__Exercise objective__
Pull every line containing "title" out of the listing below.

*** Begin section ***

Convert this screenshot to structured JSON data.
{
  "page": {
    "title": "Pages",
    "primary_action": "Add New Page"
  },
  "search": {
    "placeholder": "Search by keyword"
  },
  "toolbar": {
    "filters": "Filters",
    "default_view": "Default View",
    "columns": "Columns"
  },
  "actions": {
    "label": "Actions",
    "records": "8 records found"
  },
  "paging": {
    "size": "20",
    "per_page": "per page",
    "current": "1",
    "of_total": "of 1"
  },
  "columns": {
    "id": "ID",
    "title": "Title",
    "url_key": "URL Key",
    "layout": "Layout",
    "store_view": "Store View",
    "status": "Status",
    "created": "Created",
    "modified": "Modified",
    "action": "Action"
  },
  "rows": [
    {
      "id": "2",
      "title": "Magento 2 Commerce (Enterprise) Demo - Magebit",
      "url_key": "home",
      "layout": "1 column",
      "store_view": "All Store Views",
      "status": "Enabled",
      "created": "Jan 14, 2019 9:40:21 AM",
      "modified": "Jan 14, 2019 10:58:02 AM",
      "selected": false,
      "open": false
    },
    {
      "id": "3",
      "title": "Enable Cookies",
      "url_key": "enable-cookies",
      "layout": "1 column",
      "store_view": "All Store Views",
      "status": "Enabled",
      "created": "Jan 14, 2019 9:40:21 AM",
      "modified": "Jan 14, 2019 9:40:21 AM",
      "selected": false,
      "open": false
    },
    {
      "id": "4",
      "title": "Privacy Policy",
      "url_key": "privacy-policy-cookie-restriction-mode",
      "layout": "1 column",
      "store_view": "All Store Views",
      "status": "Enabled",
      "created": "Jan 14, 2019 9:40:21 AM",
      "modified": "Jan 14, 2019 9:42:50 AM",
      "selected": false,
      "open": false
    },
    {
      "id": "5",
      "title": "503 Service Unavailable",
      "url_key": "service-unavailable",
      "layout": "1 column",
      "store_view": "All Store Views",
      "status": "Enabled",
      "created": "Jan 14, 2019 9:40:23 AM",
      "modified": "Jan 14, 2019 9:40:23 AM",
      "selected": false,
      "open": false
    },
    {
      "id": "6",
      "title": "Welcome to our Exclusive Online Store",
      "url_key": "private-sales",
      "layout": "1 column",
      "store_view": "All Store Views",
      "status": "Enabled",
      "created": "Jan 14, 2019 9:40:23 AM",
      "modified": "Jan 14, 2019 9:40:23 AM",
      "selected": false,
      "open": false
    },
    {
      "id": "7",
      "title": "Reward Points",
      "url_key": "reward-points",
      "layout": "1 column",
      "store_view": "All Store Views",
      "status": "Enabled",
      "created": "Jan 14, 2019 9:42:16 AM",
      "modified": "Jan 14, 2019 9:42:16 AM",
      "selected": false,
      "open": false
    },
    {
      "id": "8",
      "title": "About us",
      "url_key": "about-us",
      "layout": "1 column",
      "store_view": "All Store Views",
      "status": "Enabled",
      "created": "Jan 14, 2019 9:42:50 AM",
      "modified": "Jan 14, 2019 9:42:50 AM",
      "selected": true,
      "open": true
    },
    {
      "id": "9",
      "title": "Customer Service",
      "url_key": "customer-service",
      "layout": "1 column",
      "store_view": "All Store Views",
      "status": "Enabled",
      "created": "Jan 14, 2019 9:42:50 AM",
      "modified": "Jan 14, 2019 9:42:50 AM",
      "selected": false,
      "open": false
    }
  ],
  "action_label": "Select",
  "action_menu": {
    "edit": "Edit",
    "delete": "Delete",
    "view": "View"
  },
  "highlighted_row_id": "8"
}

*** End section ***

__Response area__
    "title": "Pages",
    "title": "Title",
      "title": "Magento 2 Commerce (Enterprise) Demo - Magebit",
      "title": "Enable Cookies",
      "title": "Privacy Policy",
      "title": "503 Service Unavailable",
      "title": "Welcome to our Exclusive Online Store",
      "title": "Reward Points",
      "title": "About us",
      "title": "Customer Service",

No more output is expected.